|US7519446 *||Apr 18, 2006||Apr 14, 2009||Omron Corporation||Manufacture condition setting system, manufacture condition setting method, control program, and computer-readable record medium recording control program therein|
|US7630858 *||Sep 28, 2007||Dec 8, 2009||Applied Materials, Inc.||Tool health information monitoring and tool performance analysis in semiconductor processing|
|US20020198964 *||Jun 26, 2001||Dec 26, 2002||International Business Machines Corporation||Method and system for wireless remote monitoring and control of a manufacturing execution system|
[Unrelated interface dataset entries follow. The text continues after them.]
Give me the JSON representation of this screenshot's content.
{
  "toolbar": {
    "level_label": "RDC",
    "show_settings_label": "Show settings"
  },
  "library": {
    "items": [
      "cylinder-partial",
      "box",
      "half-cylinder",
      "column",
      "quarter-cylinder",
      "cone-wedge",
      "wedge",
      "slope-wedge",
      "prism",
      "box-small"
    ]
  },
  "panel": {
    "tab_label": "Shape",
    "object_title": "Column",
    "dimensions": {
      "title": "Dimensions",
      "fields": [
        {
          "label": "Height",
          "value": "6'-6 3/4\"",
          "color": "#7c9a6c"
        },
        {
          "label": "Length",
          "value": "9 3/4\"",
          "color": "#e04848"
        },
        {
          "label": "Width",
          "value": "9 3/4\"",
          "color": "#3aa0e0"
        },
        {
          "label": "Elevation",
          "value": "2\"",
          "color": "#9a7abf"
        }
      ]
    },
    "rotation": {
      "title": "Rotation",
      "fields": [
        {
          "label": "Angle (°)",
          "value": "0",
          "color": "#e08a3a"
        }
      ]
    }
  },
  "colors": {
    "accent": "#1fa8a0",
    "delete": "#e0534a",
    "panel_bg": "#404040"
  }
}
|US20040030437 *||Aug 8, 2002||Feb 12, 2004||Applied Materials, Inc.||Process recipe modification in an integrated circuit fabrication apparatus|
|US20040236449 *||Mar 9, 2004||Nov 25, 2004||Kabushiki Kaisha Toshiba||Flow conversion system for a manufacturing process, method for converting a process flow, system for controlling manufacturing process, method for controlling a manufacturing process and a computer program product|
|US20050117143 *||Oct 29, 2004||Jun 2, 2005||Kazufumi Kato||Supply control system and method, program, and information storage medium|
|US20050187737 *||Feb 25, 2004||Aug 25, 2005||Micron Technology, Inc.||Method and system for correlating and combining production and non-production data for analysis|
|US20050231372 *||Mar 30, 2004||Oct 20, 2005||Tokyo Electron Limited||Device for remote identification of parts|
|US20060129268 *||Dec 15, 2004||Jun 15, 2006||Xerox Corporation||Tool data chip|
|US20060129269 *||Dec 15, 2004||Jun 15, 2006||Xerox Corporation||Processes for using a memory storage device in conjunction with tooling|
|US20060250906 *||Jul 19, 2006||Nov 9, 2006||Micron Technology, Inc.||Method and system for correlating and combining production and non-production data for analysis|
|US20060259176 *||Apr 18, 2006||Nov 16, 2006||Omron Corporation||Manufacture condition setting system, manufacture condition setting method, control program, and computer-readable record medium recording control program therein|
|US20070219738 *||Mar 15, 2006||Sep 20, 2007||Applied Materials, Inc.||Tool health information monitoring and tool performance analysis in semiconductor processing|
|EP1071128A2 *||Jul 19, 2000||Jan 24, 2001||Applied Materials, Inc.||Real time defect source identification on a semiconductor substrate|
|EP1150187A2 *||Mar 2, 2001||Oct 31, 2001||Applied Materials, Inc.||Wafer fabrication data acquisition and management systems|
|EP2034512A1 *||Apr 24, 2007||Mar 11, 2009||Tokyo Electron Limited||Server device, and program|
|WO2004049082A1 *||Nov 6, 2003||Jun 10, 2004||Advanced Micro Devices Inc||Secondary process controller for supplementing a primary process controller|
|U.S. Classification||700/116, 700/121|
|Cooperative Classification||G05B2219/31432, G05B2219/45031, G06Q10/06, G05B2219/32187, Y02P90/22|
|Nov 19, 1996||AS||Assignment|
Owner name: ADVANCED MICRO DEVICES, INC., CALIFORNIA
Free format text: ASSIGNMENT OF ASSIGNORS INTEREST;ASSIGNORS:LANTZ, MIKKEL;SHEA, JOHN T.;REEL/FRAME:008317/0386
Effective date: 19961115
|Aug 29, 2002||FPAY||Fee payment|
Year of fee payment: 4
|Aug 23, 2006||FPAY||Fee payment|
Year of fee payment: 8
|Aug 24, 2010||FPAY||Fee payment|
Year of fee payment: 12